By Attorneys Robert L. Reeves and Anthony J. Favero
On July 19, 2009, the U.S. District Court for the Central District of California named Reeves & Associates (R&A) the class counsel for all children and families affected by the government’s restrictive interpretation of the Child Status Protection Act. Since that time, our federal litigation team has devoted countless hours to researching and preparing arguments supporting our position that the Child Status Protection Act was designed to help all children of immigrants who “age-out,” thereby becoming ineligible to secure permanent resident status. Now, the Ninth Circuit Court of Appeals has scheduled oral argument in the case for July 15, 2011.
The crux of our class action case challenges an incorrect and very narrow interpretation of section 203(h)(3) of the Immigration and Nationality Act (INA) by the Board of Immigration Appeals (“Board”) in Matter of Wang, 25 I&N Dec. 28 (BIA 2009). By its plain language, INA § 203(h)(3) allows immigrants who have “aged-out” of derivative status by turning 21 years old to both “automatically convert” to an appropriate visa category and retain their parent’s original priority date. The government argued that this provision applies only to a very small segment of immigrants — derivative children of husbands and wives petitioned by their lawful permanent resident spouses. On the other hand, the respondents argued for a broader interpretation of the law, stating that it applies to all children who “age-out,” not just derivative children of lawful permanent residents. Unfortunately, the Board ultimately sided with the government. As such, the government’s restrictive interpretation of INA § 203(h)(3) was upheld, and many “aged-out” children faced the possibility of starting their long wait for permanent resident status all over again.
However, due to the large number of intending immigrants negatively affected by the government’s inconsistent, restrictive interpretation of INA § 203(h)(3), Reeves & Associates filed a class action complaint in federal court.
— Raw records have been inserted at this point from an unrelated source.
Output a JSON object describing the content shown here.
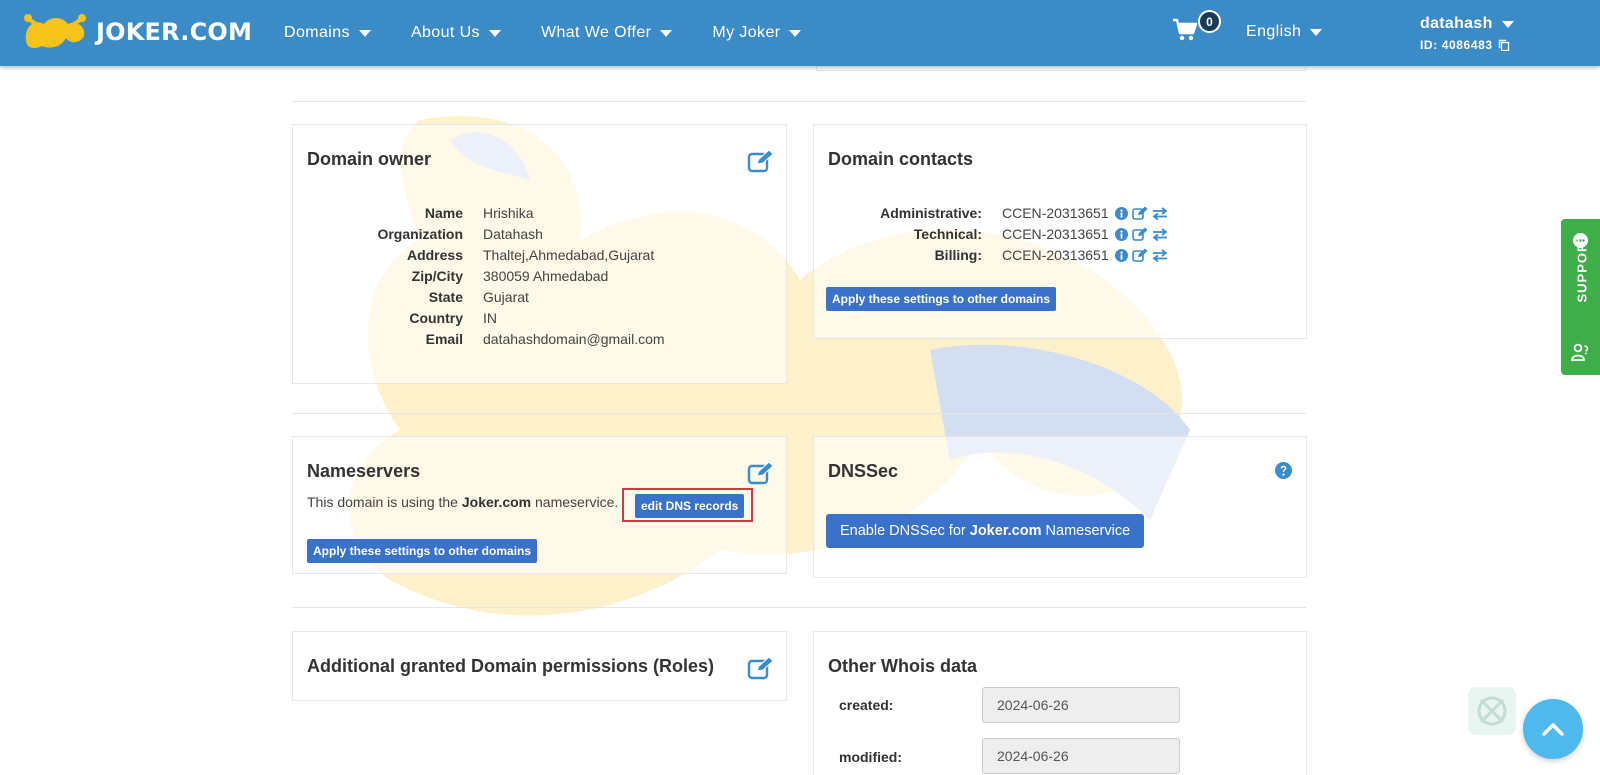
{
  "header": {
    "logo_text": "JOKER.COM",
    "nav": [
      {
        "label": "Domains"
      },
      {
        "label": "About Us"
      },
      {
        "label": "What We Offer"
      },
      {
        "label": "My Joker"
      }
    ],
    "cart_count": "0",
    "language": "English",
    "username": "datahash",
    "user_id": "ID: 4086483"
  },
  "domain_owner": {
    "title": "Domain owner",
    "fields": [
      {
        "label": "Name",
        "value": "Hrishika"
      },
      {
        "label": "Organization",
        "value": "Datahash"
      },
      {
        "label": "Address",
        "value": "Thaltej,Ahmedabad,Gujarat"
      },
      {
        "label": "Zip/City",
        "value": "380059 Ahmedabad"
      },
      {
        "label": "State",
        "value": "Gujarat"
      },
      {
        "label": "Country",
        "value": "IN"
      },
      {
        "label": "Email",
        "value": "datahashdomain@gmail.com"
      }
    ]
  },
  "domain_contacts": {
    "title": "Domain contacts",
    "rows": [
      {
        "label": "Administrative:",
        "value": "CCEN-20313651"
      },
      {
        "label": "Technical:",
        "value": "CCEN-20313651"
      },
      {
        "label": "Billing:",
        "value": "CCEN-20313651"
      }
    ],
    "apply_button": "Apply these settings to other domains"
  },
  "nameservers": {
    "title": "Nameservers",
    "text_prefix": "This domain is using the ",
    "text_bold": "Joker.com",
    "text_suffix": " nameservice.",
    "edit_dns_button": "edit DNS records",
    "apply_button": "Apply these settings to other domains"
  },
  "dnssec": {
    "title": "DNSSec",
    "button_prefix": "Enable DNSSec for ",
    "button_bold": "Joker.com",
    "button_suffix": " Nameservice"
  },
  "roles": {
    "title": "Additional granted Domain permissions (Roles)"
  },
  "whois": {
    "title": "Other Whois data",
    "created_label": "created:",
    "created_value": "2024-06-26",
    "modified_label": "modified:",
    "modified_value": "2024-06-26"
  },
  "support": {
    "label": "SUPPORT"
  },
  "colors": {
    "header": "#3b8cc6",
    "button": "#3a72c9",
    "support": "#3fae49",
    "scroll_top": "#4fb9ee",
    "highlight": "#d9363e"
  }
}
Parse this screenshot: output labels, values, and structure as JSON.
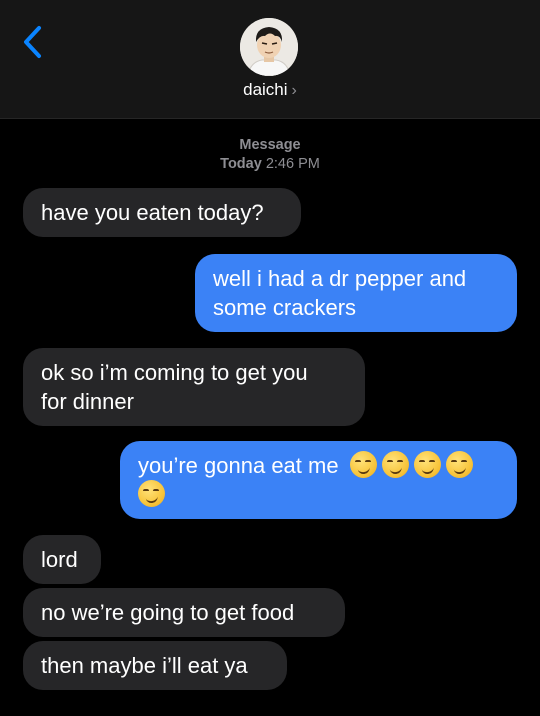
{
  "header": {
    "contact_name": "daichi",
    "chevron": "›"
  },
  "timestamp": {
    "service": "Message",
    "day": "Today",
    "time": "2:46 PM"
  },
  "messages": [
    {
      "direction": "incoming",
      "text": "have you eaten today?"
    },
    {
      "direction": "outgoing",
      "lines": [
        "well i had a dr pepper and",
        "some crackers"
      ]
    },
    {
      "direction": "incoming",
      "lines": [
        "ok so i’m coming to get you",
        "for dinner"
      ]
    },
    {
      "direction": "outgoing",
      "text": "you’re gonna eat me",
      "emoji": "smirking-face",
      "emoji_count": 5
    },
    {
      "direction": "incoming",
      "text": "lord"
    },
    {
      "direction": "incoming",
      "text": "no we’re going to get food"
    },
    {
      "direction": "incoming",
      "text": "then maybe i’ll eat ya"
    }
  ],
  "colors": {
    "incoming_bubble": "#262628",
    "outgoing_bubble": "#3b82f6",
    "back_arrow": "#0a84ff"
  }
}
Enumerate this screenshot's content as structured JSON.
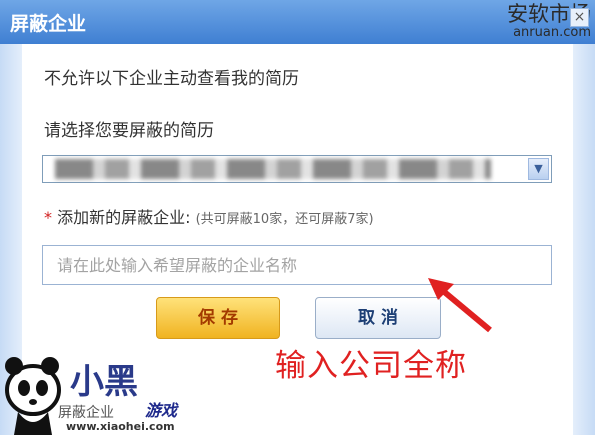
{
  "dialog": {
    "title": "屏蔽企业",
    "close_symbol": "×"
  },
  "watermark": {
    "name": "安软市场",
    "url": "anruan.com"
  },
  "form": {
    "deny_text": "不允许以下企业主动查看我的简历",
    "select_label": "请选择您要屏蔽的简历",
    "resume_select_value": "",
    "required_mark": "*",
    "add_label": "添加新的屏蔽企业:",
    "add_hint": "(共可屏蔽10家，还可屏蔽7家)",
    "company_input_value": "",
    "company_input_placeholder": "请在此处输入希望屏蔽的企业名称"
  },
  "buttons": {
    "save_label": "保 存",
    "cancel_label": "取 消"
  },
  "annotation": {
    "text": "输入公司全称",
    "arrow_icon": "red-arrow-icon"
  },
  "footer": {
    "partial_label": "屏蔽企业"
  },
  "logo": {
    "main": "小黑",
    "game": "游戏",
    "url": "www.xiaohei.com"
  },
  "colors": {
    "title_bar": "#4f8cdb",
    "save_button": "#f5c237",
    "annotation": "#e02121",
    "required": "#d21f1f"
  }
}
We asked the court to overrule the Board’s interpretation of INA § 203(h)(3) and argued for a more expansive reading of the law. We argued that the intent of Congress in passing the Child Status Protection Act was to protect all “aged-out” children by allowing them to retain their parent’s original priority dates. Now, we are poised to present these arguments to the Ninth Circuit Court of Appeals on July 15, 2011. We remain optimistic of our chances at convincing the court that Matter of Wang is an unreasonable interpretation of the law, thereby winning a victory for “aged-out” children the world over. Please continue to read our weekly articles for updates regarding this important case.